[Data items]
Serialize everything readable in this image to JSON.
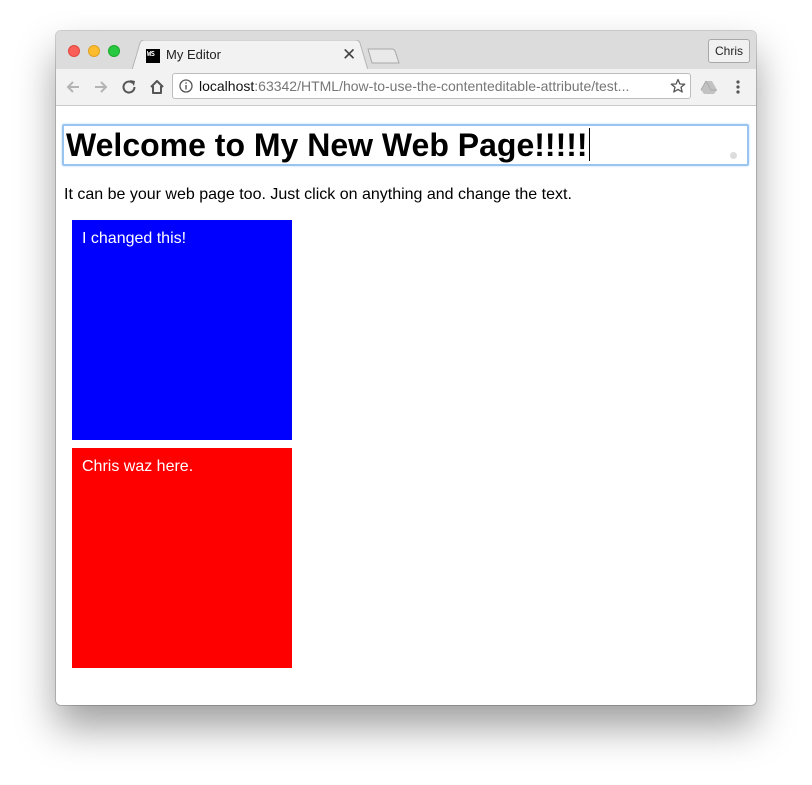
{
  "window": {
    "tab_title": "My Editor",
    "tab_favicon_text": "WS",
    "profile_label": "Chris"
  },
  "address_bar": {
    "host": "localhost",
    "rest": ":63342/HTML/how-to-use-the-contenteditable-attribute/test..."
  },
  "page": {
    "heading": "Welcome to My New Web Page!!!!!",
    "paragraph": "It can be your web page too. Just click on anything and change the text.",
    "boxes": [
      {
        "text": "I changed this!",
        "color": "#0000ff"
      },
      {
        "text": "Chris waz here.",
        "color": "#ff0000"
      }
    ]
  },
  "icons": {
    "back": "back-arrow-icon",
    "forward": "forward-arrow-icon",
    "reload": "reload-icon",
    "home": "home-icon",
    "info": "info-icon",
    "bookmark": "star-icon",
    "drive": "drive-icon",
    "menu": "kebab-menu-icon",
    "close_tab": "close-icon"
  },
  "colors": {
    "focus_outline": "#9ac4f0",
    "titlebar": "#dcdcdc",
    "toolbar": "#f2f2f2"
  }
}
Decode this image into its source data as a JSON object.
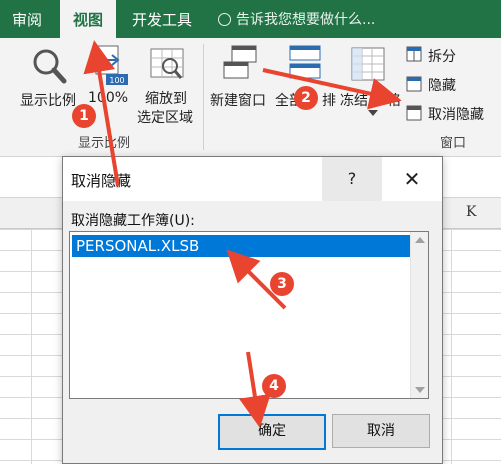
{
  "tabs": [
    {
      "label": "审阅",
      "active": false
    },
    {
      "label": "视图",
      "active": true
    },
    {
      "label": "开发工具",
      "active": false
    }
  ],
  "tell_me": "告诉我您想要做什么...",
  "ribbon": {
    "zoom_button": "显示比例",
    "zoom_100": "100%",
    "zoom_selection_line1": "缩放到",
    "zoom_selection_line2": "选定区域",
    "zoom_group_label": "显示比例",
    "new_window": "新建窗口",
    "arrange_all_partial": "全部",
    "arrange_all_tail": "排",
    "freeze_partial": "冻结",
    "freeze_tail": "格",
    "split": "拆分",
    "hide": "隐藏",
    "unhide": "取消隐藏",
    "window_group_label": "窗口"
  },
  "sheet": {
    "column_k": "K"
  },
  "dialog": {
    "title": "取消隐藏",
    "help": "?",
    "close": "✕",
    "label": "取消隐藏工作簿(U):",
    "items": [
      "PERSONAL.XLSB"
    ],
    "ok": "确定",
    "cancel": "取消"
  },
  "callouts": [
    "1",
    "2",
    "3",
    "4"
  ],
  "colors": {
    "excel_green": "#217346",
    "arrow_red": "#e8442f",
    "selection_blue": "#0078d7"
  }
}
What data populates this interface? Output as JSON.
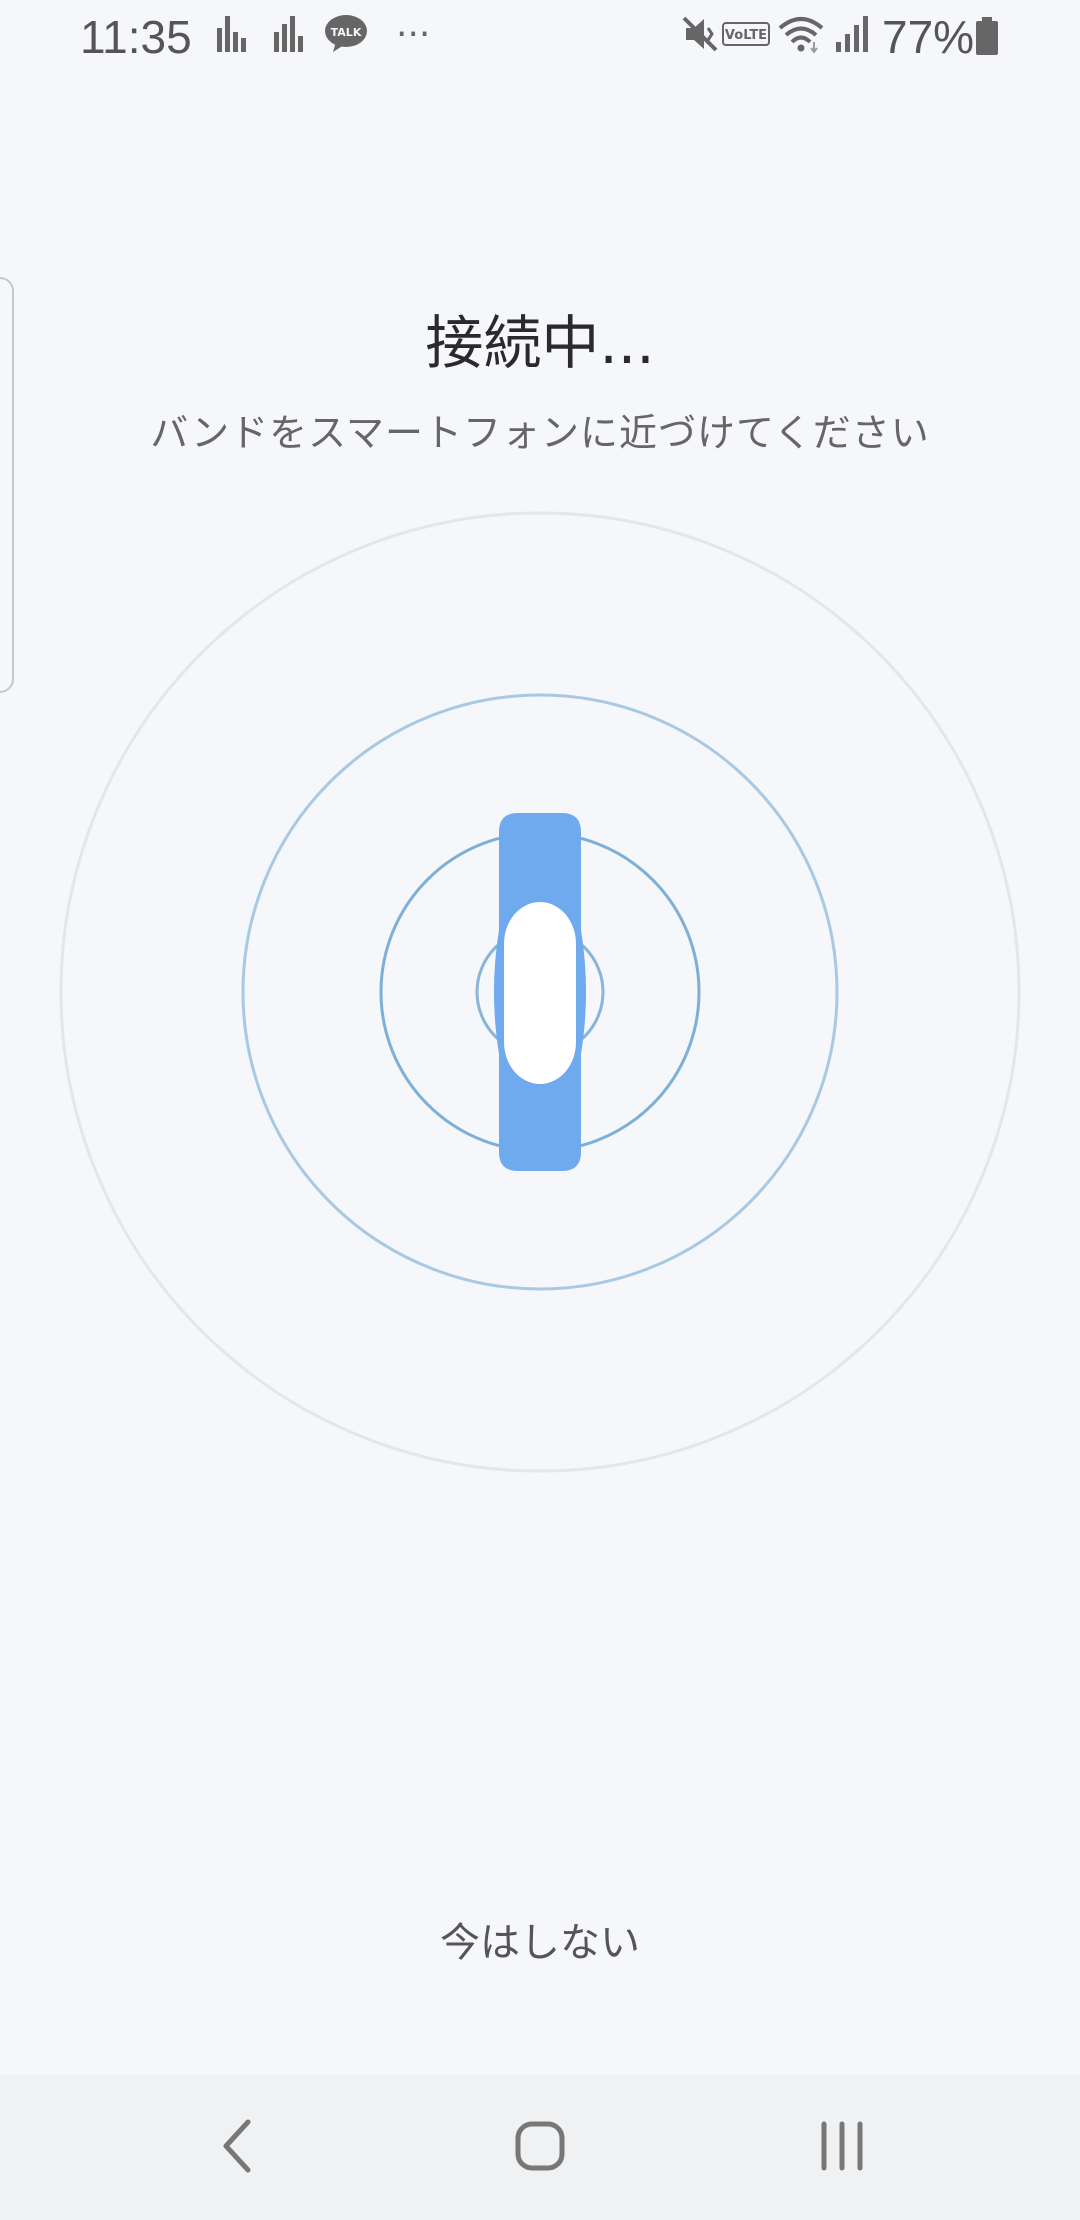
{
  "status_bar": {
    "time": "11:35",
    "battery_percent": "77%",
    "badge_talk": "TALK",
    "badge_volte": "VoLTE",
    "overflow": "···",
    "icons": [
      "bar-chart-icon",
      "bar-chart-icon",
      "kakaotalk-icon",
      "more-icon",
      "mute-icon",
      "volte-icon",
      "wifi-icon",
      "signal-icon",
      "battery-icon"
    ]
  },
  "main": {
    "title": "接続中...",
    "subtitle": "バンドをスマートフォンに近づけてください",
    "skip_label": "今はしない"
  },
  "illustration": {
    "icon": "smart-band-icon",
    "band_color": "#6faaee",
    "ring_colors": [
      "#e3e6ea",
      "#a9c9e3",
      "#7eafd6",
      "#8ab4d9"
    ]
  },
  "nav_bar": {
    "icons": [
      "back-icon",
      "home-icon",
      "recents-icon"
    ]
  }
}
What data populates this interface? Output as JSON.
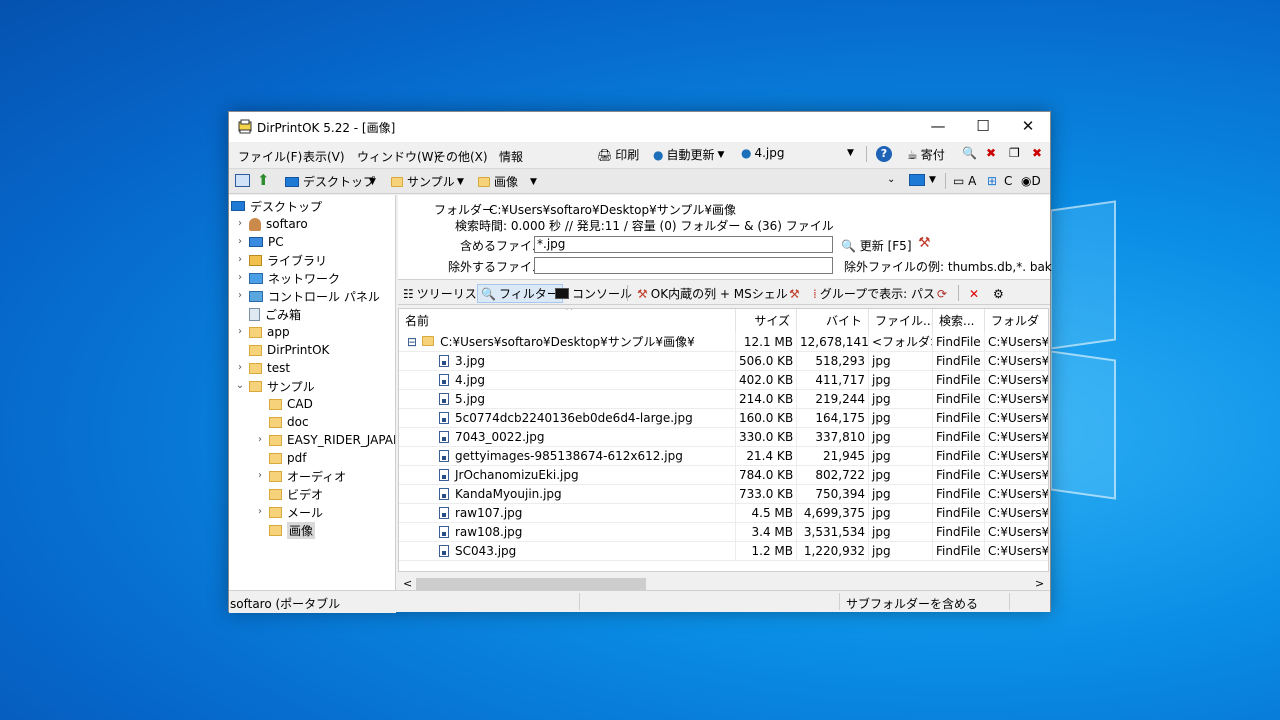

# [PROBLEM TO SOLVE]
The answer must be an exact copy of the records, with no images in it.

# [WRITTEN ANSWER]
Serialize everything readable in this image to JSON.
{
  "window": {
    "tab_title": "My Editor",
    "tab_favicon_text": "WS",
    "profile_label": "Chris"
  },
  "address_bar": {
    "host": "localhost",
    "rest": ":63342/HTML/how-to-use-the-contenteditable-attribute/test..."
  },
  "page": {
    "heading": "Welcome to My New Web Page!!!!!",
    "paragraph": "It can be your web page too. Just click on anything and change the text.",
    "boxes": [
      {
        "text": "I changed this!",
        "color": "#0000ff"
      },
      {
        "text": "Chris waz here.",
        "color": "#ff0000"
      }
    ]
  },
  "icons": {
    "back": "back-arrow-icon",
    "forward": "forward-arrow-icon",
    "reload": "reload-icon",
    "home": "home-icon",
    "info": "info-icon",
    "bookmark": "star-icon",
    "drive": "drive-icon",
    "menu": "kebab-menu-icon",
    "close_tab": "close-icon"
  },
  "colors": {
    "focus_outline": "#9ac4f0",
    "titlebar": "#dcdcdc",
    "toolbar": "#f2f2f2"
  }
}
Decode this image into its source data as a JSON object.
{
  "tabs": [
    {
      "label": "审阅",
      "active": false
    },
    {
      "label": "视图",
      "active": true
    },
    {
      "label": "开发工具",
      "active": false
    }
  ],
  "tell_me": "告诉我您想要做什么...",
  "ribbon": {
    "zoom_button": "显示比例",
    "zoom_100": "100%",
    "zoom_selection_line1": "缩放到",
    "zoom_selection_line2": "选定区域",
    "zoom_group_label": "显示比例",
    "new_window": "新建窗口",
    "arrange_all_partial": "全部",
    "arrange_all_tail": "排",
    "freeze_partial": "冻结",
    "freeze_tail": "格",
    "split": "拆分",
    "hide": "隐藏",
    "unhide": "取消隐藏",
    "window_group_label": "窗口"
  },
  "sheet": {
    "column_k": "K"
  },
  "dialog": {
    "title": "取消隐藏",
    "help": "?",
    "close": "✕",
    "label": "取消隐藏工作簿(U):",
    "items": [
      "PERSONAL.XLSB"
    ],
    "ok": "确定",
    "cancel": "取消"
  },
  "callouts": [
    "1",
    "2",
    "3",
    "4"
  ],
  "colors": {
    "excel_green": "#217346",
    "arrow_red": "#e8442f",
    "selection_blue": "#0078d7"
  }
}
What data populates this interface? Output as JSON.
{
  "status_bar": {
    "time": "11:35",
    "battery_percent": "77%",
    "badge_talk": "TALK",
    "badge_volte": "VoLTE",
    "overflow": "···",
    "icons": [
      "bar-chart-icon",
      "bar-chart-icon",
      "kakaotalk-icon",
      "more-icon",
      "mute-icon",
      "volte-icon",
      "wifi-icon",
      "signal-icon",
      "battery-icon"
    ]
  },
  "main": {
    "title": "接続中...",
    "subtitle": "バンドをスマートフォンに近づけてください",
    "skip_label": "今はしない"
  },
  "illustration": {
    "icon": "smart-band-icon",
    "band_color": "#6faaee",
    "ring_colors": [
      "#e3e6ea",
      "#a9c9e3",
      "#7eafd6",
      "#8ab4d9"
    ]
  },
  "nav_bar": {
    "icons": [
      "back-icon",
      "home-icon",
      "recents-icon"
    ]
  }
}
What data populates this interface? Output as JSON.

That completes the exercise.